Week 47 – Little Story About Macau (11/12)
THE HISTORY OF MACAU GRAND PRIX
The Macau Grand Prix was originally conceived in 1954 as a treasure hunt around the streets of the city, but shortly after it was suggested that the hunt’s track could host a professional racing event for local motor enthusiasts. The race continued as an amateur race until 1966, when Belgian driver Mauro Bianchi entered the race in an Alpine A220 (chassis #1722). Alpine Renault had also sent engineer, Jean-Paul Castilleux, to assist Bianchi with technical aspect of the car. Bianchi’s victory and exposure led to more professional racing teams entering the Grand Prix in the following years.
The motorcycle race was introduced in 1967, and in that year the first fatal tragedy struck the race: double champion Dodjie Laurel was killed when he lost control of his car and crashed. This raised the alarm for more safety improvements for the race.
The first Guia race for touring cars was held in 1972. Macau’s Guia Race for touring cars is a particular race for this category, as very few races with these cars are held on street circuits. Since 2005 the race has officially become the final two rounds of FIA World Touring Car Championship.

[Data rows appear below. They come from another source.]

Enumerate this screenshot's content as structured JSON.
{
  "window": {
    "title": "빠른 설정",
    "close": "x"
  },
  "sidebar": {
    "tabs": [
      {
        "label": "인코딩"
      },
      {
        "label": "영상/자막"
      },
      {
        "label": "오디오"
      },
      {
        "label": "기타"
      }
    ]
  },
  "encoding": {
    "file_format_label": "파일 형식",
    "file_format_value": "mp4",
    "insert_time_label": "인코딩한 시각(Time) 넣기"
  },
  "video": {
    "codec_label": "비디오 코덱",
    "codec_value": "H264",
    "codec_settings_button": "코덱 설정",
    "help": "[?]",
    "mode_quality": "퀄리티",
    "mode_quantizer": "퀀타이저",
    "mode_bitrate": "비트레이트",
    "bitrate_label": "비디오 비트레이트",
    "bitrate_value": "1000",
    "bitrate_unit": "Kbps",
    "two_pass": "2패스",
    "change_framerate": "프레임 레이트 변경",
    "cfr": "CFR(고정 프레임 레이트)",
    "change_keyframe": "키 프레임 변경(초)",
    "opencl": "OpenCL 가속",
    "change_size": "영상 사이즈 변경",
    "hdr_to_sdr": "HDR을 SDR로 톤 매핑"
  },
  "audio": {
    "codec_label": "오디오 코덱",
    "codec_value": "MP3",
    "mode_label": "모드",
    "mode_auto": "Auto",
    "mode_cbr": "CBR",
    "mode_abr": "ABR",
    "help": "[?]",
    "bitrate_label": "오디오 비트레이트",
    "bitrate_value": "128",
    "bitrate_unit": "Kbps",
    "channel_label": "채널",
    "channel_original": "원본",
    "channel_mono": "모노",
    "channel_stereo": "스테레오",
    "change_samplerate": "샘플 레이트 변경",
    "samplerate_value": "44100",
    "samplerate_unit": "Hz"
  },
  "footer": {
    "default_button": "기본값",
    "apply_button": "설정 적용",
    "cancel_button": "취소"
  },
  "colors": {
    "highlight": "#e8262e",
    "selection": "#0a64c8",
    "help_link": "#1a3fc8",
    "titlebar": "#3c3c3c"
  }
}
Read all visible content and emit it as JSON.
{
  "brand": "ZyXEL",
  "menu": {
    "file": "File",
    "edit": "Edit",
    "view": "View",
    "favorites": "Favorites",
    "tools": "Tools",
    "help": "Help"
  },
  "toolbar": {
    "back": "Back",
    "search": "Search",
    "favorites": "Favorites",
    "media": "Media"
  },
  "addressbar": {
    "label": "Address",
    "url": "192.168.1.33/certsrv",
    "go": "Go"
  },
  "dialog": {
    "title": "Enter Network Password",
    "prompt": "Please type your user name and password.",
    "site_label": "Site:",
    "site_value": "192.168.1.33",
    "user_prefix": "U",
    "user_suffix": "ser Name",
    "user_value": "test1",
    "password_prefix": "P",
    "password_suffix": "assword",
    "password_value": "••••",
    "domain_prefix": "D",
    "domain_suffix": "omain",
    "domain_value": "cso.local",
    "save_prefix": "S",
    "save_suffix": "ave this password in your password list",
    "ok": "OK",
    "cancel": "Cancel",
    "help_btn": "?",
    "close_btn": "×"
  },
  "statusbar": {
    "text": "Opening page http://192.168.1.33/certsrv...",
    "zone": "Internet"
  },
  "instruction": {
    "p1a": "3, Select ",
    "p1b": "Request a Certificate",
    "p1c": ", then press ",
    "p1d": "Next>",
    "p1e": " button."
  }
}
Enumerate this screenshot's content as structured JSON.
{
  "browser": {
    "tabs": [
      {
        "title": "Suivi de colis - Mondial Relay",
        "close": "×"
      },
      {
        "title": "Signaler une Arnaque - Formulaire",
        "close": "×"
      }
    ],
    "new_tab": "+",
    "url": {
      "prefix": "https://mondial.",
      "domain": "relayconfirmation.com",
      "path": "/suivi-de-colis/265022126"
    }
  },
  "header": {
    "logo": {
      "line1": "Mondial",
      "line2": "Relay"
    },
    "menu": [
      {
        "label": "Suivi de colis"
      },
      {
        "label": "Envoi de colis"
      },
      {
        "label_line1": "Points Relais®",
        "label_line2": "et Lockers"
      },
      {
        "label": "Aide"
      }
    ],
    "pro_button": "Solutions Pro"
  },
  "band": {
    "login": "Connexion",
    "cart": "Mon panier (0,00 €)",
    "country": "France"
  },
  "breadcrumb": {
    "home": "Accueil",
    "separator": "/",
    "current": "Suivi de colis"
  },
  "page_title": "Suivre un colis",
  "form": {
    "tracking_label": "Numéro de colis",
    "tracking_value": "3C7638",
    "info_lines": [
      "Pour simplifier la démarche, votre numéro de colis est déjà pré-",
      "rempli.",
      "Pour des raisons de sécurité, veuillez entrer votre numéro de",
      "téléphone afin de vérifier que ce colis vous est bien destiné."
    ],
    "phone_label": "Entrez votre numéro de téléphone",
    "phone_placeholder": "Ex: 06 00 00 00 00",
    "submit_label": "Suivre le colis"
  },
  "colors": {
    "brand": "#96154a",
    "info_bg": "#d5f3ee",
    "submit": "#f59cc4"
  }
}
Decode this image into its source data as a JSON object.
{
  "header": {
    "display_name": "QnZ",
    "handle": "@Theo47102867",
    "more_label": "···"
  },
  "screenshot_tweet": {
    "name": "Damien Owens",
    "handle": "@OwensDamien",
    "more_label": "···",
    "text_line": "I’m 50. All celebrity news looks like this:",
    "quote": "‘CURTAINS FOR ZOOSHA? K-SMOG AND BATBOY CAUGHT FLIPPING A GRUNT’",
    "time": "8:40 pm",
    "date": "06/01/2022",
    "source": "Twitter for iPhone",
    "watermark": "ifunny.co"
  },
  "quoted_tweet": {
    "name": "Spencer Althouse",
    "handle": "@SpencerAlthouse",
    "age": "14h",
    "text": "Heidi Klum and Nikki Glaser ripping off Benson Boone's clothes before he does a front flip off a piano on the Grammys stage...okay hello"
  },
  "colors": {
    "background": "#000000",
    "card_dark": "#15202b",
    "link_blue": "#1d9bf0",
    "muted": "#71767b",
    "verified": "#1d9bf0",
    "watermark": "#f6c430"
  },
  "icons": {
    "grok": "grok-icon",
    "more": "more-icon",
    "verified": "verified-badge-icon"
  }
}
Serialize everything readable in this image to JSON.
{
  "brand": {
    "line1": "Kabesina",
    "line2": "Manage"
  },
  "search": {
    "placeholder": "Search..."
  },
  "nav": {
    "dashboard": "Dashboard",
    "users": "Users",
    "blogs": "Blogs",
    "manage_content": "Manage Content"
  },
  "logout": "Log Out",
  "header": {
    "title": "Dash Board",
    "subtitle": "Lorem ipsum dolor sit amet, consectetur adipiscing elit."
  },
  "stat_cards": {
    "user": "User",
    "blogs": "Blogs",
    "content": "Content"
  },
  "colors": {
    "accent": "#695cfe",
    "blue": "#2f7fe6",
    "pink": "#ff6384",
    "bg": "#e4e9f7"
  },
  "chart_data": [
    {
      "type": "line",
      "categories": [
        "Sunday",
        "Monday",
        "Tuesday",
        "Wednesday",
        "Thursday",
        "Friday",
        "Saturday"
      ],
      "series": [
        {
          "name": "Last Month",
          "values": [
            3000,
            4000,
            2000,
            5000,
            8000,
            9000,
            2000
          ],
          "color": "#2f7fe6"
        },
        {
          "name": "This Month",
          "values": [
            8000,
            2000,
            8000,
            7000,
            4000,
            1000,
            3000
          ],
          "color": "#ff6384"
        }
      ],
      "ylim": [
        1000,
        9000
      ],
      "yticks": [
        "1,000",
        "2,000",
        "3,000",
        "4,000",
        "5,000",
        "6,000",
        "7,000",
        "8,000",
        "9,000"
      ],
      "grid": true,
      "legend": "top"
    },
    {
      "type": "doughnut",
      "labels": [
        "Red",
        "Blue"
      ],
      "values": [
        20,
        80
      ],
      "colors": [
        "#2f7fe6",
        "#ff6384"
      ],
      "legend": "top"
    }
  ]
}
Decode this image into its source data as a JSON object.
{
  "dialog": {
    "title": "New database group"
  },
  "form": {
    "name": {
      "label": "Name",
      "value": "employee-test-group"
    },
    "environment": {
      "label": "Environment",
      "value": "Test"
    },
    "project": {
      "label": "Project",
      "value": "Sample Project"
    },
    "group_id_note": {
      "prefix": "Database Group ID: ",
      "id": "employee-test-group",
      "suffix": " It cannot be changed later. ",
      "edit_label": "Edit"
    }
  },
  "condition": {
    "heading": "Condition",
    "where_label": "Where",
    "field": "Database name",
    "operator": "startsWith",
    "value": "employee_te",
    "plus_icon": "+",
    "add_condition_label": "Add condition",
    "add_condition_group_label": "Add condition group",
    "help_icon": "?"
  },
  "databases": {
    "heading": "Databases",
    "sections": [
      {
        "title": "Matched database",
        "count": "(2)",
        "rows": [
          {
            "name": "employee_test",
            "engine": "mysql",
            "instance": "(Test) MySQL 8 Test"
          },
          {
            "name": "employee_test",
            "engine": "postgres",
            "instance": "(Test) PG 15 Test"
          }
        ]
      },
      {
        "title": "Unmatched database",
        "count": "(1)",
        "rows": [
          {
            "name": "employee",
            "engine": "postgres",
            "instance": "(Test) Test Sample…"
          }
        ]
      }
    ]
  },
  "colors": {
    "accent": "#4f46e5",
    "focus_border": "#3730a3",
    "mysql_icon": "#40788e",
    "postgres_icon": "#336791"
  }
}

In 1983, it was decided by the organisers that since Formula Pacific was becoming obsolete, the race would be held as a Formula Three event. Initially, they wanted to run a F2 race, but as they were unwilling to make any large circuit modifications, which included cutting down trees, the organisers settled for F3. This turned out to be a right decision, given the fact that since then it has raised the reputation of the event in the motorsport world by attracting the best young drivers from Europe and Japan to compete in the event. The first F3 race was won by a young Ayrton Senna. The race in 1990 was a memorable one, as Michael Schumacher and Mika Häkkinen were involved in an incident when they were in positions 1 and 2 going into the final lap. At the main straight just after the Mandarin Oriental Bend, Häkkinen hit the back of Schumacher’s car and crashed out when he attempted to overtake him. Schumacher’s car was able to continue with its rear wing damaged and eventually won the race with the best aggregate time. Other notable winners include Formula One drivers David Coulthard, Ralf Schumacher and Takuma Sato. Since the introduction of F3 races, the Macau GP has gradually become a stepping stone for many F3 drivers to higher class motor-racing competitions such as the GP2 series and Formula One.
Macau is a special event for motorcycle riders too. The Motorcycle Grand Prix has featured many famous riders such as Kevin Schwantz, Carl Fogarty, Ron Haslam and Michael Rutter.
Teddy Yip was one of the main forces behind the Macau Grand Prix back in ’70s and 80s, leading the Grand Prix to be one of the world’s most famous motor racing events. The Macau Grand Prix parties he hosted for many years at his home also became a central part of the social aspect of the Grand Prix.
Reference: Macau Grand Prix Tourism Board
It sounds fun. We also have similar motorcycle race although I have never visited.
Have a wonderful weekend.
November 24, 2013 at 10:54 am
Those races are incredible to watch.
November 27, 2013 at 10:11 pm